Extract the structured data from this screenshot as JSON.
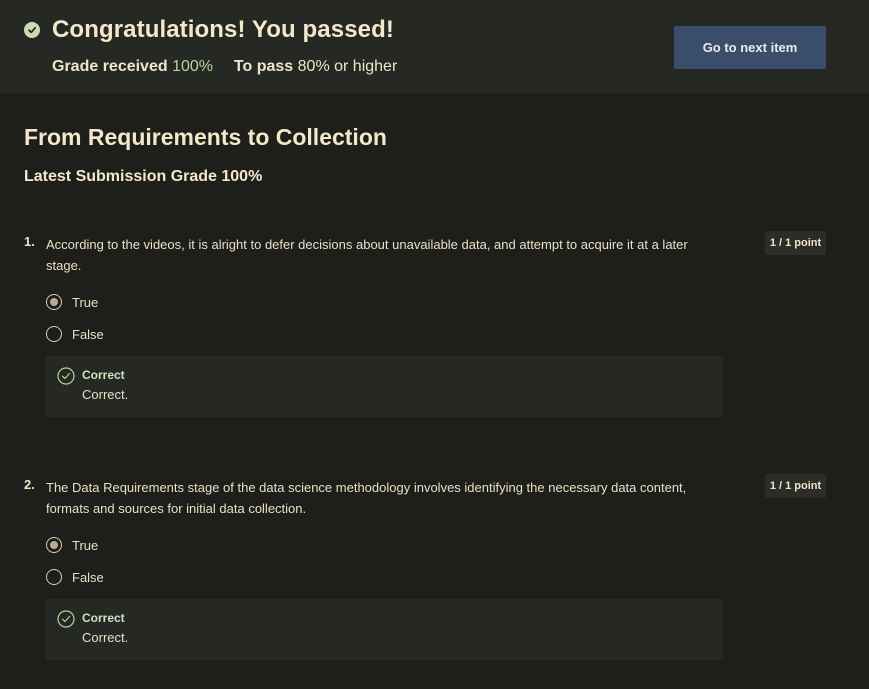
{
  "banner": {
    "title": "Congratulations! You passed!",
    "grade_label": "Grade received",
    "grade_value": "100%",
    "pass_label": "To pass",
    "pass_value": "80%",
    "pass_suffix": "or higher",
    "next_button": "Go to next item"
  },
  "quiz": {
    "title": "From Requirements to Collection",
    "latest_grade": "Latest Submission Grade 100%"
  },
  "questions": [
    {
      "number": "1.",
      "text": "According to the videos, it is alright to defer decisions about unavailable data, and attempt to acquire it at a later stage.",
      "points": "1 / 1 point",
      "options": [
        "True",
        "False"
      ],
      "selected": "True",
      "feedback_title": "Correct",
      "feedback_text": "Correct."
    },
    {
      "number": "2.",
      "text": "The Data Requirements stage of the data science methodology involves identifying the necessary data content, formats and sources for initial data collection.",
      "points": "1 / 1 point",
      "options": [
        "True",
        "False"
      ],
      "selected": "True",
      "feedback_title": "Correct",
      "feedback_text": "Correct."
    }
  ],
  "colors": {
    "background": "#1e1e1b",
    "banner": "#252823",
    "accent_green": "#b9d39a",
    "button": "#3a4d6a"
  }
}
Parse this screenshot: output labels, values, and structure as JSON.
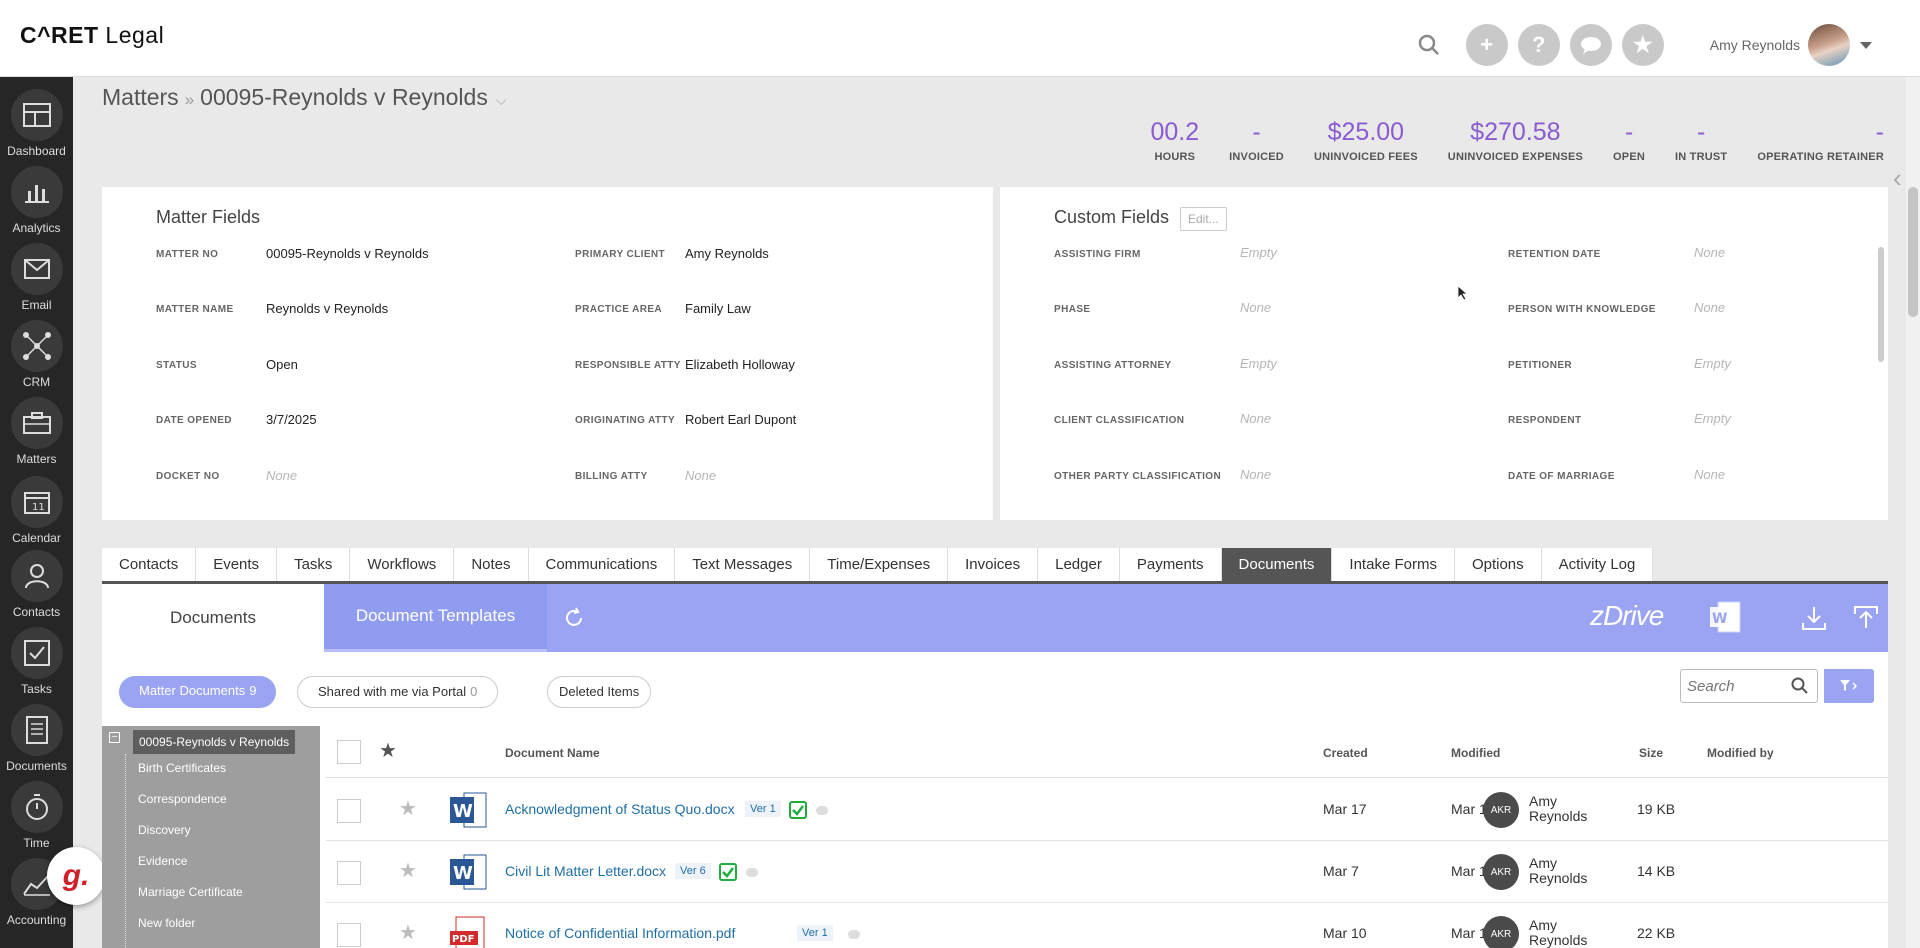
{
  "app": {
    "logo_prefix": "C^RET",
    "logo_suffix": " Legal"
  },
  "topbar": {
    "user_name": "Amy Reynolds"
  },
  "sidebar": {
    "items": [
      {
        "label": "Dashboard",
        "icon": "dashboard-icon"
      },
      {
        "label": "Analytics",
        "icon": "analytics-icon"
      },
      {
        "label": "Email",
        "icon": "email-icon"
      },
      {
        "label": "CRM",
        "icon": "crm-icon"
      },
      {
        "label": "Matters",
        "icon": "briefcase-icon"
      },
      {
        "label": "Calendar",
        "icon": "calendar-icon"
      },
      {
        "label": "Contacts",
        "icon": "contacts-icon"
      },
      {
        "label": "Tasks",
        "icon": "tasks-icon"
      },
      {
        "label": "Documents",
        "icon": "documents-icon"
      },
      {
        "label": "Time",
        "icon": "stopwatch-icon"
      },
      {
        "label": "Accounting",
        "icon": "accounting-icon"
      }
    ],
    "badge": "g."
  },
  "breadcrumb": {
    "root": "Matters",
    "separator": "»",
    "current": "00095-Reynolds v Reynolds"
  },
  "stats": [
    {
      "value": "00.2",
      "label": "HOURS"
    },
    {
      "value": "-",
      "label": "INVOICED"
    },
    {
      "value": "$25.00",
      "label": "UNINVOICED FEES"
    },
    {
      "value": "$270.58",
      "label": "UNINVOICED EXPENSES"
    },
    {
      "value": "-",
      "label": "OPEN"
    },
    {
      "value": "-",
      "label": "IN TRUST"
    },
    {
      "value": "-",
      "label": "OPERATING RETAINER"
    }
  ],
  "matter_fields": {
    "title": "Matter Fields",
    "left": [
      {
        "label": "MATTER NO",
        "value": "00095-Reynolds v Reynolds"
      },
      {
        "label": "MATTER NAME",
        "value": "Reynolds v Reynolds"
      },
      {
        "label": "STATUS",
        "value": "Open"
      },
      {
        "label": "DATE OPENED",
        "value": "3/7/2025"
      },
      {
        "label": "DOCKET NO",
        "value": "None"
      }
    ],
    "right": [
      {
        "label": "PRIMARY CLIENT",
        "value": "Amy Reynolds"
      },
      {
        "label": "PRACTICE AREA",
        "value": "Family Law"
      },
      {
        "label": "RESPONSIBLE ATTY",
        "value": "Elizabeth Holloway"
      },
      {
        "label": "ORIGINATING ATTY",
        "value": "Robert Earl Dupont"
      },
      {
        "label": "BILLING ATTY",
        "value": "None"
      }
    ]
  },
  "custom_fields": {
    "title": "Custom Fields",
    "edit_label": "Edit...",
    "left": [
      {
        "label": "ASSISTING FIRM",
        "value": "Empty"
      },
      {
        "label": "PHASE",
        "value": "None"
      },
      {
        "label": "ASSISTING ATTORNEY",
        "value": "Empty"
      },
      {
        "label": "CLIENT CLASSIFICATION",
        "value": "None"
      },
      {
        "label": "OTHER PARTY CLASSIFICATION",
        "value": "None"
      }
    ],
    "right": [
      {
        "label": "RETENTION DATE",
        "value": "None"
      },
      {
        "label": "PERSON WITH KNOWLEDGE",
        "value": "None"
      },
      {
        "label": "PETITIONER",
        "value": "Empty"
      },
      {
        "label": "RESPONDENT",
        "value": "Empty"
      },
      {
        "label": "DATE OF MARRIAGE",
        "value": "None"
      }
    ]
  },
  "tabs": [
    "Contacts",
    "Events",
    "Tasks",
    "Workflows",
    "Notes",
    "Communications",
    "Text Messages",
    "Time/Expenses",
    "Invoices",
    "Ledger",
    "Payments",
    "Documents",
    "Intake Forms",
    "Options",
    "Activity Log"
  ],
  "active_tab": "Documents",
  "documents": {
    "tab_documents": "Documents",
    "tab_templates": "Document Templates",
    "brand": "zDrive",
    "filters": [
      {
        "label": "Matter Documents",
        "count": "9"
      },
      {
        "label": "Shared with me via Portal",
        "count": "0"
      },
      {
        "label": "Deleted Items",
        "count": ""
      }
    ],
    "search_placeholder": "Search",
    "tree": {
      "root": "00095-Reynolds v Reynolds",
      "folders": [
        "Birth Certificates",
        "Correspondence",
        "Discovery",
        "Evidence",
        "Marriage Certificate",
        "New folder"
      ]
    },
    "columns": [
      "Document Name",
      "Created",
      "Modified",
      "Size",
      "Modified by"
    ],
    "rows": [
      {
        "name": "Acknowledgment of Status Quo.docx",
        "type": "word-icon",
        "version": "Ver 1",
        "created": "Mar 17",
        "modified": "Mar 17",
        "size": "19 KB",
        "initials": "AKR",
        "modified_by": "Amy Reynolds"
      },
      {
        "name": "Civil Lit Matter Letter.docx",
        "type": "word-icon",
        "version": "Ver 6",
        "created": "Mar 7",
        "modified": "Mar 17",
        "size": "14 KB",
        "initials": "AKR",
        "modified_by": "Amy Reynolds"
      },
      {
        "name": "Notice of Confidential Information.pdf",
        "type": "pdf-icon",
        "version": "Ver 1",
        "created": "Mar 10",
        "modified": "Mar 10",
        "size": "22 KB",
        "initials": "AKR",
        "modified_by": "Amy Reynolds"
      }
    ]
  },
  "colors": {
    "accent": "#9aa4f2",
    "stat_purple": "#8b5bd1",
    "link": "#1f6fa5",
    "sidebar": "#262626"
  }
}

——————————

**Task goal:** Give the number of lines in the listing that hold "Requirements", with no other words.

**Your response:** 2